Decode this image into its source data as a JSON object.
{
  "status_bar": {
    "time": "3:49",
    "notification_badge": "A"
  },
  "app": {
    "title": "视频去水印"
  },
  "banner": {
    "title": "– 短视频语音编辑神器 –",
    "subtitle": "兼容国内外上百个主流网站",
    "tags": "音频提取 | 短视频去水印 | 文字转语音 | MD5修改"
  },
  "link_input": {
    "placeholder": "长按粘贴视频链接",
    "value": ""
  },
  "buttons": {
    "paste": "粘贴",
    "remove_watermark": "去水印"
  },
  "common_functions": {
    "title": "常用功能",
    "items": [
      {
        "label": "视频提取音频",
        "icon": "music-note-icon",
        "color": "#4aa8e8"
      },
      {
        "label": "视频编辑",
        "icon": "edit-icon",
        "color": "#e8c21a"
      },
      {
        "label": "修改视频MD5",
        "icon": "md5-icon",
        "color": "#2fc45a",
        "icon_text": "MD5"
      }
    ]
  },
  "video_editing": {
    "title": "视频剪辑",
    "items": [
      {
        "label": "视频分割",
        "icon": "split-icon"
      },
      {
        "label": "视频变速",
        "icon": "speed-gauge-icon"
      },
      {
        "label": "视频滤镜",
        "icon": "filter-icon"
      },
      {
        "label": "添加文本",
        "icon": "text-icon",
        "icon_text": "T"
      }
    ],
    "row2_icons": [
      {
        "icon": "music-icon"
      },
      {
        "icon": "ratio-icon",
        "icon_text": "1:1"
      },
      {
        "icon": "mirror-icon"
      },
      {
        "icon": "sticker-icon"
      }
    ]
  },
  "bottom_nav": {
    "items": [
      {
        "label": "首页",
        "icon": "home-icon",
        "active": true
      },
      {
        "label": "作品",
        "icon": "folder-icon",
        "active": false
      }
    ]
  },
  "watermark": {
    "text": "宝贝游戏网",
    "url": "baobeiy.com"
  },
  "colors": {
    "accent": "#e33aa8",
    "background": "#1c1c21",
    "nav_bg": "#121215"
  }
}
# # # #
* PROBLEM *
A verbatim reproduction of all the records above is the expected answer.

* TASK SOLUTION *
Decode this image into its source data as a JSON object.
{
  "status_bar": {
    "time": "3:49",
    "notification_badge": "A"
  },
  "app": {
    "title": "视频去水印"
  },
  "banner": {
    "title": "– 短视频语音编辑神器 –",
    "subtitle": "兼容国内外上百个主流网站",
    "tags": "音频提取 | 短视频去水印 | 文字转语音 | MD5修改"
  },
  "link_input": {
    "placeholder": "长按粘贴视频链接",
    "value": ""
  },
  "buttons": {
    "paste": "粘贴",
    "remove_watermark": "去水印"
  },
  "common_functions": {
    "title": "常用功能",
    "items": [
      {
        "label": "视频提取音频",
        "icon": "music-note-icon",
        "color": "#4aa8e8"
      },
      {
        "label": "视频编辑",
        "icon": "edit-icon",
        "color": "#e8c21a"
      },
      {
        "label": "修改视频MD5",
        "icon": "md5-icon",
        "color": "#2fc45a",
        "icon_text": "MD5"
      }
    ]
  },
  "video_editing": {
    "title": "视频剪辑",
    "items": [
      {
        "label": "视频分割",
        "icon": "split-icon"
      },
      {
        "label": "视频变速",
        "icon": "speed-gauge-icon"
      },
      {
        "label": "视频滤镜",
        "icon": "filter-icon"
      },
      {
        "label": "添加文本",
        "icon": "text-icon",
        "icon_text": "T"
      }
    ],
    "row2_icons": [
      {
        "icon": "music-icon"
      },
      {
        "icon": "ratio-icon",
        "icon_text": "1:1"
      },
      {
        "icon": "mirror-icon"
      },
      {
        "icon": "sticker-icon"
      }
    ]
  },
  "bottom_nav": {
    "items": [
      {
        "label": "首页",
        "icon": "home-icon",
        "active": true
      },
      {
        "label": "作品",
        "icon": "folder-icon",
        "active": false
      }
    ]
  },
  "watermark": {
    "text": "宝贝游戏网",
    "url": "baobeiy.com"
  },
  "colors": {
    "accent": "#e33aa8",
    "background": "#1c1c21",
    "nav_bg": "#121215"
  }
}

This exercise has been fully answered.